# INFORMATION SHOWN
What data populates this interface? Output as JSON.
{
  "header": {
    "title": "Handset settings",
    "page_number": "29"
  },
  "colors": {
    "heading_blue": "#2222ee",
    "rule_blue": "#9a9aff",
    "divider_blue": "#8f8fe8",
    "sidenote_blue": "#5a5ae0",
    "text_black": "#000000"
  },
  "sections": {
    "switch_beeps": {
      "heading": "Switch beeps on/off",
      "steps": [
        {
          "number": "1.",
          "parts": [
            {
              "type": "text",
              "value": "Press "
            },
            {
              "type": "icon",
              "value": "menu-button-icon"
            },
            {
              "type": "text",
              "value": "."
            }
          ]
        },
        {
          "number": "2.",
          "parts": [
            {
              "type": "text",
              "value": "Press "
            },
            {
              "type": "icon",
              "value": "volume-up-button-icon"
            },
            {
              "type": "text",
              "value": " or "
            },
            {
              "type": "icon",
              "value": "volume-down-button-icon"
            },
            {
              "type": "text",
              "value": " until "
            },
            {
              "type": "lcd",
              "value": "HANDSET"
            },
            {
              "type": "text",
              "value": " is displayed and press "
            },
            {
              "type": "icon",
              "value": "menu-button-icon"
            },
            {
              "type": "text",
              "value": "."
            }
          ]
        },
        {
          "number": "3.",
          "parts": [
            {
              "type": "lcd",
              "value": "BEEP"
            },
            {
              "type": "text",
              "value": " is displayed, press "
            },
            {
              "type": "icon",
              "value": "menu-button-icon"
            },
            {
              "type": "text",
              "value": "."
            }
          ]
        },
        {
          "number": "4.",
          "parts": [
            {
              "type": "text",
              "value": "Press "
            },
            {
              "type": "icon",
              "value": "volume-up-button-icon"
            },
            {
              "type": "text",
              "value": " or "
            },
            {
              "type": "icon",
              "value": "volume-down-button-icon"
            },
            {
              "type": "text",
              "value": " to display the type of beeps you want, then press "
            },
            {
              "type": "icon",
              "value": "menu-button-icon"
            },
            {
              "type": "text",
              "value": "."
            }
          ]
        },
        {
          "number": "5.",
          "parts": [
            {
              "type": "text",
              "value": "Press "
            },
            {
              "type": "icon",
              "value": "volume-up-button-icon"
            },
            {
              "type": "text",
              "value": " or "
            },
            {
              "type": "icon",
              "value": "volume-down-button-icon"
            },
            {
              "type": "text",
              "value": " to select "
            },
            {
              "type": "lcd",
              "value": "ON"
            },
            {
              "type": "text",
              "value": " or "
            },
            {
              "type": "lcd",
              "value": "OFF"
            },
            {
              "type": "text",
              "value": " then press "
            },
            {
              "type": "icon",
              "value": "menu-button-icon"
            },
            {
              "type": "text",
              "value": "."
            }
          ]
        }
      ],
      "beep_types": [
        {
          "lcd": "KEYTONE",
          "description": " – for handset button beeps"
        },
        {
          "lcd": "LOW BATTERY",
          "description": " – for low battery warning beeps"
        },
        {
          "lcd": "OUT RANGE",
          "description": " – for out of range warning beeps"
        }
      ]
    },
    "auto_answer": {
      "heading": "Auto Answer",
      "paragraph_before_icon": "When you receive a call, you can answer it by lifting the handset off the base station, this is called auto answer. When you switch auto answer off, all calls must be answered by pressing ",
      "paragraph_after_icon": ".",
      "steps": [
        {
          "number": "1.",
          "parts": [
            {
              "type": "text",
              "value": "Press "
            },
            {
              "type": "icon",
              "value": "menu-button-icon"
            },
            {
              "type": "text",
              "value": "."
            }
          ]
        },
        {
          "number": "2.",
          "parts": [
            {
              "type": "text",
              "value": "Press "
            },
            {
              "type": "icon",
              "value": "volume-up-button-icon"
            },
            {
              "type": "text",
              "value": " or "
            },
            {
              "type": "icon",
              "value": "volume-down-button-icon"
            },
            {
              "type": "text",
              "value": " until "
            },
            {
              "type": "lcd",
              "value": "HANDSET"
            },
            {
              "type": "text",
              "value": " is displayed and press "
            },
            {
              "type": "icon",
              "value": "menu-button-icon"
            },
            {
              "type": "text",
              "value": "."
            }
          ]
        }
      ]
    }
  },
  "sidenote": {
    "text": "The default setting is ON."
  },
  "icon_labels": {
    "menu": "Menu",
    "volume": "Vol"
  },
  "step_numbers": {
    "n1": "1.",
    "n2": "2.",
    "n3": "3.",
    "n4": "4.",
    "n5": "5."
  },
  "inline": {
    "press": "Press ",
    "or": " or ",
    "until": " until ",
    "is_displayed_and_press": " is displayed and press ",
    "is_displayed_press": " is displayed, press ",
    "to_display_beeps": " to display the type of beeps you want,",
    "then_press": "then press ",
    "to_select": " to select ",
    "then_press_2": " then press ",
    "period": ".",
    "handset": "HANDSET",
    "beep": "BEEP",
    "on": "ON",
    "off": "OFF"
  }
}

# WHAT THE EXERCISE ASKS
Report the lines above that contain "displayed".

# ANSWER FOR THIS EXERCISE
              "value": " is displayed and press "
              "value": " is displayed, press "
              "value": " is displayed and press "
    "is_displayed_and_press": " is displayed and press ",
    "is_displayed_press": " is displayed, press ",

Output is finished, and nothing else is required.